BLM Pinedale Field Office
Another new face was BLM Pinedale Field Office (PFO) Manager Caleb Hiner, who grew up in Pinedale when his father once held the same position. Hiner introduced himself as a geologist who loves to work with detailed planning processes, saying he wants everyone to be able to meet with PFO range management staff for “frank and open conversations.”
Hiner got to the point on several topics including requesting at least 45 days’ written notice to reapply for expiring grazing permits and telling ranchers they will get a letter this week about drought planning.
One priority, he said, is “fully processing grazing permits so they are legally defensible” as the PFO analyzes more than 20 specific Upper Green River Valley grazing permit renewals.
“That should keep us busy for this year,” Hiner said.

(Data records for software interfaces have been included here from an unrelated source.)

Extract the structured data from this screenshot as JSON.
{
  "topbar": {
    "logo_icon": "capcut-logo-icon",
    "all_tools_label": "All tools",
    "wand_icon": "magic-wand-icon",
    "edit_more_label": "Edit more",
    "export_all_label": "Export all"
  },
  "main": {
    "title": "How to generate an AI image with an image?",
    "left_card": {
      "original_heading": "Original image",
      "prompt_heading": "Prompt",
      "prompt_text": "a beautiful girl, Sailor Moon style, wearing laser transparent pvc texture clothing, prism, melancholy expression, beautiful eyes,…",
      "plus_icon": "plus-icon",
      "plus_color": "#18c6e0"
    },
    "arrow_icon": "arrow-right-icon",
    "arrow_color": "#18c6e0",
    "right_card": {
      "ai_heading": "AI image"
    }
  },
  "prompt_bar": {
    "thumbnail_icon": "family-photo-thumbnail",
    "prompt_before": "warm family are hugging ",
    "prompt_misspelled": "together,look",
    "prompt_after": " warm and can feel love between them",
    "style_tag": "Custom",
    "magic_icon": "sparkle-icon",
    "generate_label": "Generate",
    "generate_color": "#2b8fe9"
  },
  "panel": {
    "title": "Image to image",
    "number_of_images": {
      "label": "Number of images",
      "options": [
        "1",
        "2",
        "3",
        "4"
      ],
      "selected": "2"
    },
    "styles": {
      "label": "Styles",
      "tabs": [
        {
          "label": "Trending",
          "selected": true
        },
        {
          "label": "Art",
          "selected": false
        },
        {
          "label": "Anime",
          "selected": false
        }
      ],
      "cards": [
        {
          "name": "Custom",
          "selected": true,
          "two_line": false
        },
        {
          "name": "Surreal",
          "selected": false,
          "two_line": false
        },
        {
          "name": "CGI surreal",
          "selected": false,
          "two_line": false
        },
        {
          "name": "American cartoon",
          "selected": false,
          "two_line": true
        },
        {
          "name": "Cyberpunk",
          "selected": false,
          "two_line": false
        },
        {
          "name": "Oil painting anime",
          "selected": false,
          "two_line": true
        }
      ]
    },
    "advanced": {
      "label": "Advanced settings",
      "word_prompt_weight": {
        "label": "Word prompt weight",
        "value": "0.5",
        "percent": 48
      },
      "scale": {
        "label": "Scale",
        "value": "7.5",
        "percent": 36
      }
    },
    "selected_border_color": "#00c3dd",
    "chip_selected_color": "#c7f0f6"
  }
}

A rancher asked if the analyses would be done before the permits expire and what would happen if they did. Hiner said he could reauthorize grazing on expired permits under the Federal Land Policy and Management Act (FLPMA).
“I have to wait for it to expire to use that discretion,” he added.
However, he cannot authorize a grazing permit if a judge issues a stay in a court case.
BLM trailing permits
Hiner’s other priority is “trailing” permits for livestock moving along or across BLM lands and roads between grazing pastures. He is working through the contentious trailing permit order signed by the previous PFO manager and criticized by Sublette County officials and ranchers.
“We’re going to take it nice and slow this year,” Hiner said, adding he’ll keep permittees aware of which areas are closed.
Someone asked, “If BLM closes an allotment and we have trailed across it, we’re not permitted to trail across now?”
Hiner said, “If an area is closed and cattle need to be there, we can issue a trailing permit for that. Moving through in a day would be fine.”
The goal is to get trailing permits written into every PFO grazing permit plan, he said, adding, “The first fire we’re going to fight is trailing in closed areas – that is number one.”
“If we have a trailing permit written in, we should go ahead and use it?” asked a rancher.
Hiner replied, “Yes, that’s where we want to go.”
However, he explained an existing trailing plan might not cover every situation, and decisions are based on public or private ownership or management of all property and the roads.
Ranchers moving cattle on state highways and county roads might also need a trailing permit, Hiner said.
“It just depends on the situation. I’m not going to say if a ranchers on a county road needs a trailing permit – there are too many variables,” he said.
To find out, he suggested contacting the PFO three to 15 days ahead of time for authorization. Once trailing dates are set, there is no flexibility if for example someone needs to stay on the BLM a little longer.
“I have not been able to find flexibilities afforded to me,” he said.